The term “food justice” refers to the social justice work of those who seek to find reasons for food insecurity and help to find ways of providing equal access to adequately nutritious food for people of all races and classes. Often our communities, particularly in poor urban areas, have many people who cannot afford healthy food, don’t have access to it in their local neighborhoods, or do not have the knowledge or the ability to grow their own. A “food desert” refers specifically to an area where there is simply no healthy food available. There may be plenty of fast food restaurants and party stores, or even very basic supermarkets, but access to food that would provide a healthy diet is hard to come by or may be prohibitively expensive. A food desert can also mean a lack of knowledge about healthy food or a deficiency of the financial means to acquire it. This type of food desert has also been more appropriately named a food swamp, due to fact that there are healthy options available, but due to marketing and a lack of nutritional education, people often make unhealthy food choices.
We live in a time and place in our world where food is plentiful, yet food-like substances are much more prevalent, convenient, and readily available. It takes time, effort, and knowledge to prepare healthy meals, and many people often choose convenience over nutrition, but will end up paying with their health rather than their pocketbooks. Many in our country have few choices as to where they can even obtain their food, and may lack the transportation needed to get to a grocery store and often have a very limited income. A large portion of the people who live these situations reside in impoverished areas, in both urban and rural settings. Although there are typically larger concentrations of people living in cities, those who live in the country may also struggle to find access to nutritious foods.
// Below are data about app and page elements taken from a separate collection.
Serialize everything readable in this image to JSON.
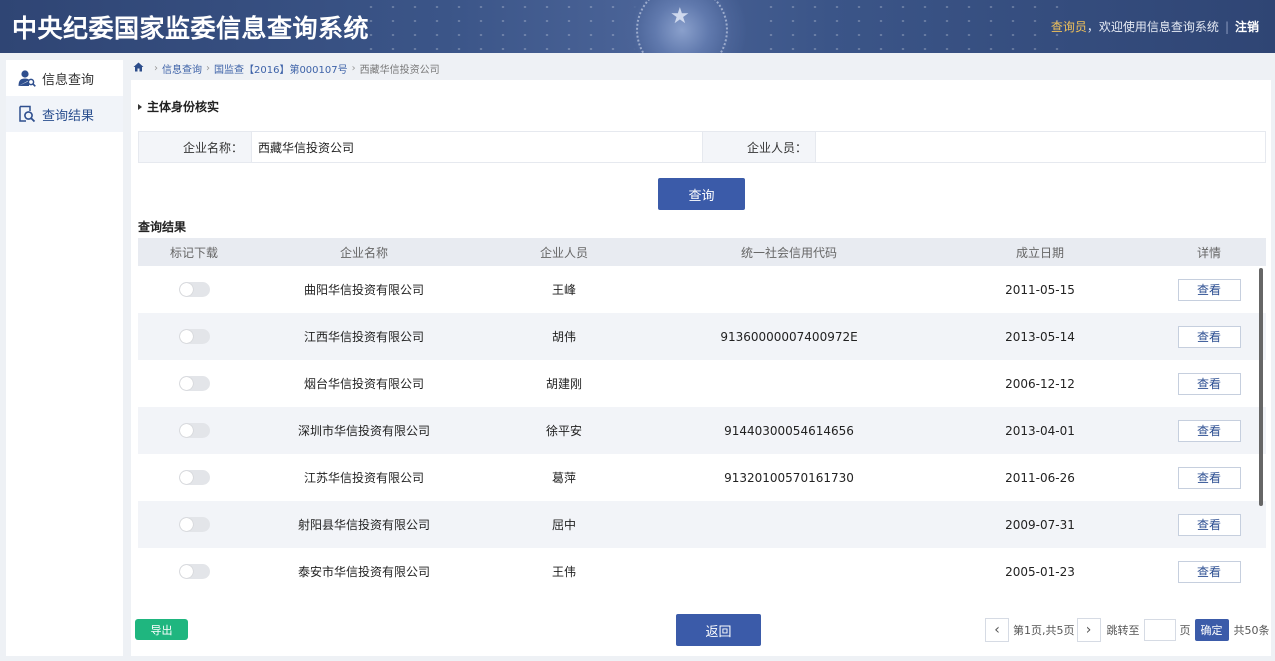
{
  "header": {
    "title": "中央纪委国家监委信息查询系统",
    "role": "查询员",
    "welcome": "，欢迎使用信息查询系统",
    "logout": "注销"
  },
  "sidebar": {
    "items": [
      {
        "label": "信息查询",
        "icon": "user-search-icon"
      },
      {
        "label": "查询结果",
        "icon": "result-search-icon"
      }
    ]
  },
  "breadcrumb": {
    "items": [
      "信息查询",
      "国监查【2016】第000107号"
    ],
    "current": "西藏华信投资公司"
  },
  "section": {
    "title": "主体身份核实"
  },
  "form": {
    "company_label": "企业名称：",
    "company_value": "西藏华信投资公司",
    "person_label": "企业人员：",
    "person_value": "",
    "query_button": "查询"
  },
  "results": {
    "title": "查询结果",
    "columns": [
      "标记下载",
      "企业名称",
      "企业人员",
      "统一社会信用代码",
      "成立日期",
      "详情"
    ],
    "view_label": "查看",
    "rows": [
      {
        "company": "曲阳华信投资有限公司",
        "person": "王峰",
        "code": "",
        "date": "2011-05-15"
      },
      {
        "company": "江西华信投资有限公司",
        "person": "胡伟",
        "code": "91360000007400972E",
        "date": "2013-05-14"
      },
      {
        "company": "烟台华信投资有限公司",
        "person": "胡建刚",
        "code": "",
        "date": "2006-12-12"
      },
      {
        "company": "深圳市华信投资有限公司",
        "person": "徐平安",
        "code": "91440300054614656",
        "date": "2013-04-01"
      },
      {
        "company": "江苏华信投资有限公司",
        "person": "葛萍",
        "code": "91320100570161730",
        "date": "2011-06-26"
      },
      {
        "company": "射阳县华信投资有限公司",
        "person": "屈中",
        "code": "",
        "date": "2009-07-31"
      },
      {
        "company": "泰安市华信投资有限公司",
        "person": "王伟",
        "code": "",
        "date": "2005-01-23"
      }
    ]
  },
  "footer": {
    "export": "导出",
    "back": "返回",
    "page_info": "第1页,共5页",
    "jump_label": "跳转至",
    "page_unit": "页",
    "confirm": "确定",
    "total": "共50条"
  },
  "colors": {
    "header_bg": "#3b5588",
    "primary": "#3b5ba9",
    "export_green": "#1fb67f",
    "role_gold": "#f0c15a"
  }
}
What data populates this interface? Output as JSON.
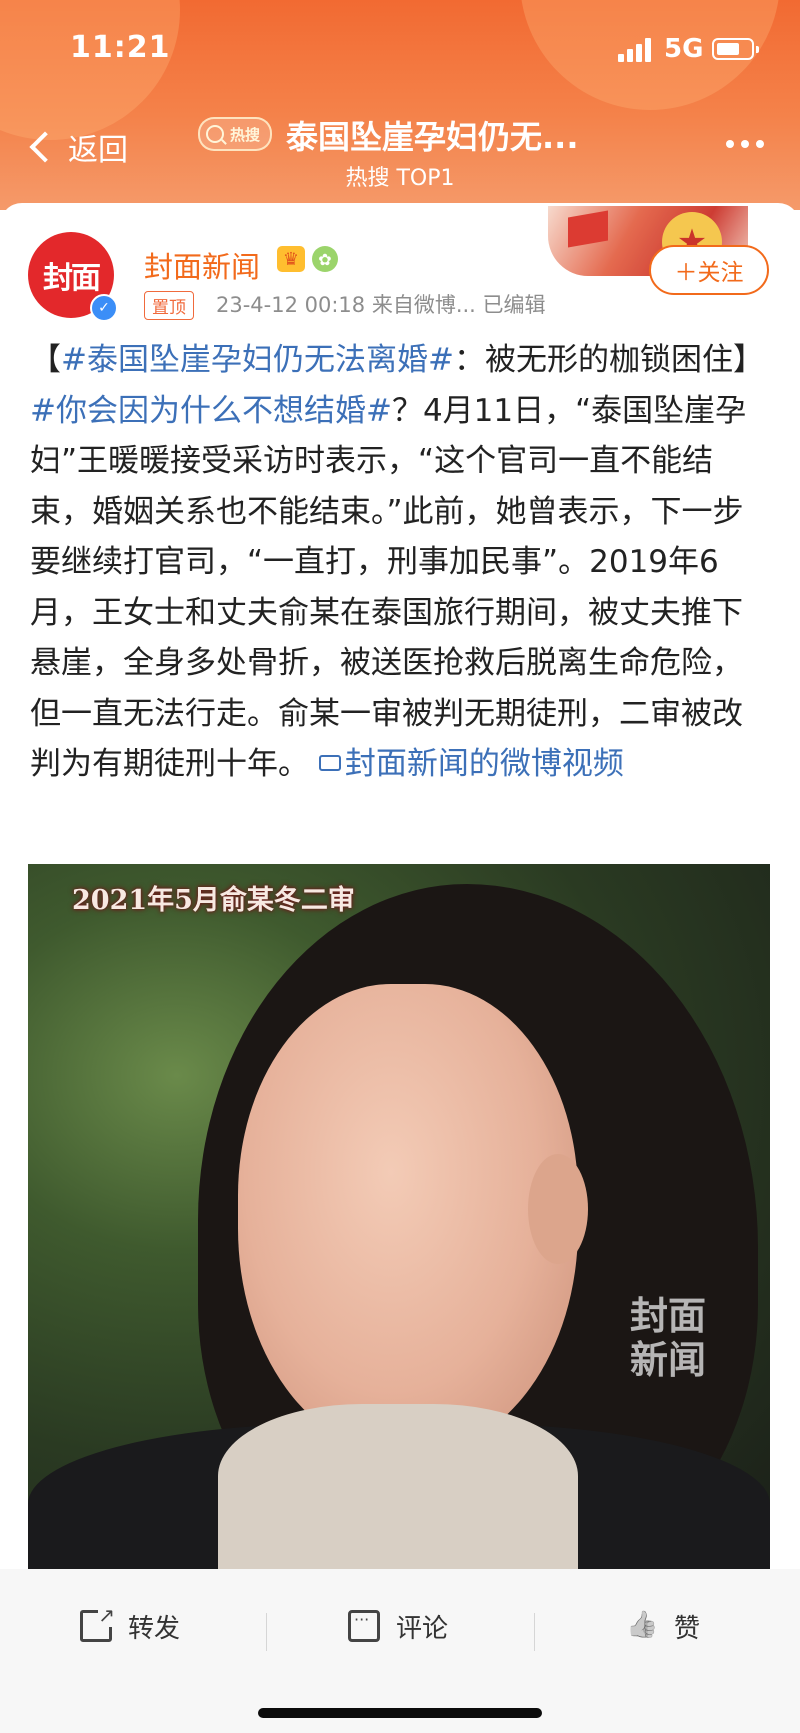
{
  "status_bar": {
    "time": "11:21",
    "network": "5G"
  },
  "nav": {
    "back_label": "返回",
    "hot_badge": "热搜",
    "title": "泰国坠崖孕妇仍无...",
    "subtitle": "热搜 TOP1",
    "more_icon": "ellipsis-icon"
  },
  "post": {
    "avatar_text": "封面",
    "username": "封面新闻",
    "pinned_label": "置顶",
    "meta": "23-4-12 00:18  来自微博...  已编辑",
    "follow_label": "＋关注",
    "text": {
      "open_bracket": "【",
      "tag1": "#泰国坠崖孕妇仍无法离婚#",
      "headline_rest": "：被无形的枷锁困住】",
      "tag2": "#你会因为什么不想结婚#",
      "body": "？4月11日，“泰国坠崖孕妇”王暖暖接受采访时表示，“这个官司一直不能结束，婚姻关系也不能结束。”此前，她曾表示，下一步要继续打官司，“一直打，刑事加民事”。2019年6月，王女士和丈夫俞某在泰国旅行期间，被丈夫推下悬崖，全身多处骨折，被送医抢救后脱离生命危险，但一直无法行走。俞某一审被判无期徒刑，二审被改判为有期徒刑十年。",
      "video_link": "封面新闻的微博视频"
    }
  },
  "video": {
    "overlay_text": "2021年5月俞某冬二审",
    "watermark_line1": "封面",
    "watermark_line2": "新闻"
  },
  "actions": {
    "repost": "转发",
    "comment": "评论",
    "like": "赞"
  },
  "colors": {
    "header": "#f26a32",
    "accent": "#f26a1b",
    "link": "#3c70b8"
  }
}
The logistical problem with the existence of food deserts in urban areas is not so much an issue of finding places that sell food items, but rather gaining access to stores that sell food at a reasonable price. Many of us have had the experience of searching for a place to find a snack while traveling, or during a visit to an unfamiliar place. Even in the smallest cities, one can find a convenience store every five or six blocks, and most gas stations sell quite a variety of processed, packaged food items. With these types of food choices, there is little to no nutrition to be gained; only empty calories, preservatives, and excessive amounts of salt and fat. These types of foods may satisfy your taste buds, but your digestive system, your heart, and brain will probably suffer. Today, there isn’t even much supervision over the 10,000 or so food additives that are “generally recognized as safe” by the FDA, which mostly relies on the word of food manufacturers to ensure safety.
Many of the chemicals and food additives that are used to extend the shelf life of convenience foods may have serious detrimental effects on the human body, and may contribute to a variety of health issues, such as diabetes, cardiovascular disease, and even cancer. Recent studies in the field of nutrigenomics have revealed that there’s an important interaction between diet and genomic expression, which has much to do with how our cells respond in the environments we provide for them, both within and without. We are finding more and more that we really should Let food by thy medicine, and medicine be thy food, as Hippocrates proposed so very long ago.
With the prevalence of obesity, diabetes, cardiovascular disease, and a growing number of other various degenerative diseases and genetic disorders that many are plagued with today, it is imperative that we examine and reconsider the foods we are purchasing. For the millions who live in food deserts or food swamps, this will be no easy task. Many are still unaware that the quick and easy food choices they make are seriously affecting their overall health and well-being. This is where those who are concerned about food justice can help make a difference. We can help establish, promote, and expand upon community gardens where we live. We can grow food in backyard gardens and share produce with neighbors, help educate others about how our food choices affect overall health, and work to bring better food options into communities where healthy options may be scarce and convenience foods are more heavily marketed.
Furthermore, as we progress more and more toward the full legalization of marijuana and hemp in our country, we can work toward and hope that people of all economic classes will soon be able to grow these plants for medicinal use, nutrition, and entrepreneurial opportunities. Anyone with even a small amount of land could cultivate hemp to use the seeds for food, and could even process the stalks to use for fiber and paper, if grown in large enough quantities. Though even if grown in small amounts, the hemp seed provides a sufficient source of protein for vegetarians, and provides all of the essential fatty and amino acids necessary for the body’s various cellular and genomic functions. So, let’s work together for the cause of food justice, and a more complete social, nutritional and economic justice for all!